- _WHAT THIS TASK INVOLVES_: The answer must be an exact copy of the records, with every picture left out.

(Dataset excerpts)
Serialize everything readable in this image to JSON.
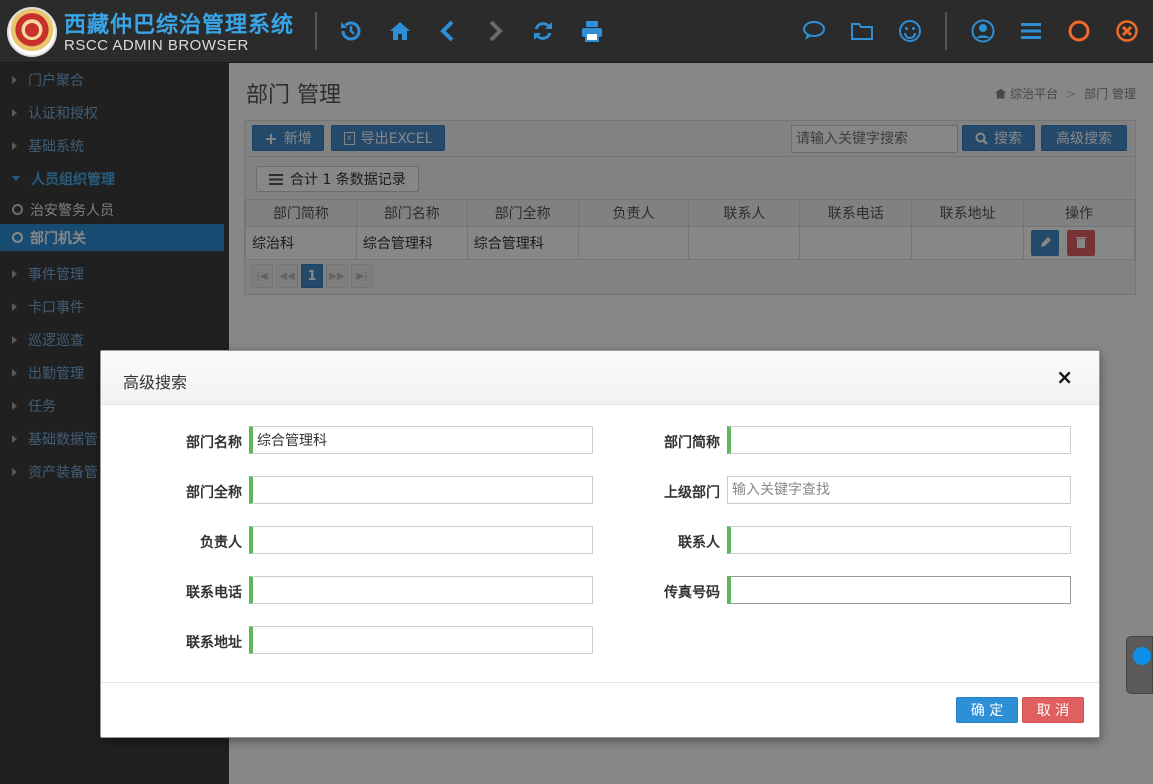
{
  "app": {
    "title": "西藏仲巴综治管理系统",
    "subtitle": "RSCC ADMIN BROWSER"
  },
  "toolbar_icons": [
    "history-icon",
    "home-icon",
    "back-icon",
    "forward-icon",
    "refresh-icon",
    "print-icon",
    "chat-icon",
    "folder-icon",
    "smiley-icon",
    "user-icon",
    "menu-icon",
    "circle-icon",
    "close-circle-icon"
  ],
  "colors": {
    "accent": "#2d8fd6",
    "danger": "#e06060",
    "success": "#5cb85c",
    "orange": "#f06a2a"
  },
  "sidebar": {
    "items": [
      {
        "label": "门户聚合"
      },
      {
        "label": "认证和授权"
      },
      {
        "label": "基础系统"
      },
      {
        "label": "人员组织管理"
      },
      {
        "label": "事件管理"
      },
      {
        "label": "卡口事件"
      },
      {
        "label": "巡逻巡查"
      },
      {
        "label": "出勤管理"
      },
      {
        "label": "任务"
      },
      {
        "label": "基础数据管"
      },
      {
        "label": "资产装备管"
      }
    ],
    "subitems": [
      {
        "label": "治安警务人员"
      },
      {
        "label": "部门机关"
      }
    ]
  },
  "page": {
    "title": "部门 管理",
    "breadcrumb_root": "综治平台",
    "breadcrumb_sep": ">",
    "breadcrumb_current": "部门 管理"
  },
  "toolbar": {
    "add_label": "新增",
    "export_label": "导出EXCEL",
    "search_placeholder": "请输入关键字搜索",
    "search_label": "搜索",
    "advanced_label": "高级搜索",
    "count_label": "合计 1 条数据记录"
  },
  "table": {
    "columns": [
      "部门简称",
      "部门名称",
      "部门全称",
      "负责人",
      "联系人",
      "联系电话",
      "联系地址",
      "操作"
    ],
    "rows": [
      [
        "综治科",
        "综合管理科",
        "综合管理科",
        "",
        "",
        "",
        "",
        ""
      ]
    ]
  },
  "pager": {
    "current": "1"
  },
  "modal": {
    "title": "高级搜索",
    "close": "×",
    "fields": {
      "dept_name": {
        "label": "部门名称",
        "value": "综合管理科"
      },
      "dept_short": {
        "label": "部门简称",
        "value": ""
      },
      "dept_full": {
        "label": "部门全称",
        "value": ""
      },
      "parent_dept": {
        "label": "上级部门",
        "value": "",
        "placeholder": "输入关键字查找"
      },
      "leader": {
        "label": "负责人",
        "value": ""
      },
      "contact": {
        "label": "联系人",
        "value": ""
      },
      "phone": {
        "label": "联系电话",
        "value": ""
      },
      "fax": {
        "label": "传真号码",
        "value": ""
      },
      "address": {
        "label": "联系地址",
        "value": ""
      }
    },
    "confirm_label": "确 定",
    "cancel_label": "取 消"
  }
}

- _FINISHED TASK_:
Serialize everything readable in this image to JSON.
{
  "app": {
    "title": "西藏仲巴综治管理系统",
    "subtitle": "RSCC ADMIN BROWSER"
  },
  "toolbar_icons": [
    "history-icon",
    "home-icon",
    "back-icon",
    "forward-icon",
    "refresh-icon",
    "print-icon",
    "chat-icon",
    "folder-icon",
    "smiley-icon",
    "user-icon",
    "menu-icon",
    "circle-icon",
    "close-circle-icon"
  ],
  "colors": {
    "accent": "#2d8fd6",
    "danger": "#e06060",
    "success": "#5cb85c",
    "orange": "#f06a2a"
  },
  "sidebar": {
    "items": [
      {
        "label": "门户聚合"
      },
      {
        "label": "认证和授权"
      },
      {
        "label": "基础系统"
      },
      {
        "label": "人员组织管理"
      },
      {
        "label": "事件管理"
      },
      {
        "label": "卡口事件"
      },
      {
        "label": "巡逻巡查"
      },
      {
        "label": "出勤管理"
      },
      {
        "label": "任务"
      },
      {
        "label": "基础数据管"
      },
      {
        "label": "资产装备管"
      }
    ],
    "subitems": [
      {
        "label": "治安警务人员"
      },
      {
        "label": "部门机关"
      }
    ]
  },
  "page": {
    "title": "部门 管理",
    "breadcrumb_root": "综治平台",
    "breadcrumb_sep": ">",
    "breadcrumb_current": "部门 管理"
  },
  "toolbar": {
    "add_label": "新增",
    "export_label": "导出EXCEL",
    "search_placeholder": "请输入关键字搜索",
    "search_label": "搜索",
    "advanced_label": "高级搜索",
    "count_label": "合计 1 条数据记录"
  },
  "table": {
    "columns": [
      "部门简称",
      "部门名称",
      "部门全称",
      "负责人",
      "联系人",
      "联系电话",
      "联系地址",
      "操作"
    ],
    "rows": [
      [
        "综治科",
        "综合管理科",
        "综合管理科",
        "",
        "",
        "",
        "",
        ""
      ]
    ]
  },
  "pager": {
    "current": "1"
  },
  "modal": {
    "title": "高级搜索",
    "close": "×",
    "fields": {
      "dept_name": {
        "label": "部门名称",
        "value": "综合管理科"
      },
      "dept_short": {
        "label": "部门简称",
        "value": ""
      },
      "dept_full": {
        "label": "部门全称",
        "value": ""
      },
      "parent_dept": {
        "label": "上级部门",
        "value": "",
        "placeholder": "输入关键字查找"
      },
      "leader": {
        "label": "负责人",
        "value": ""
      },
      "contact": {
        "label": "联系人",
        "value": ""
      },
      "phone": {
        "label": "联系电话",
        "value": ""
      },
      "fax": {
        "label": "传真号码",
        "value": ""
      },
      "address": {
        "label": "联系地址",
        "value": ""
      }
    },
    "confirm_label": "确 定",
    "cancel_label": "取 消"
  }
}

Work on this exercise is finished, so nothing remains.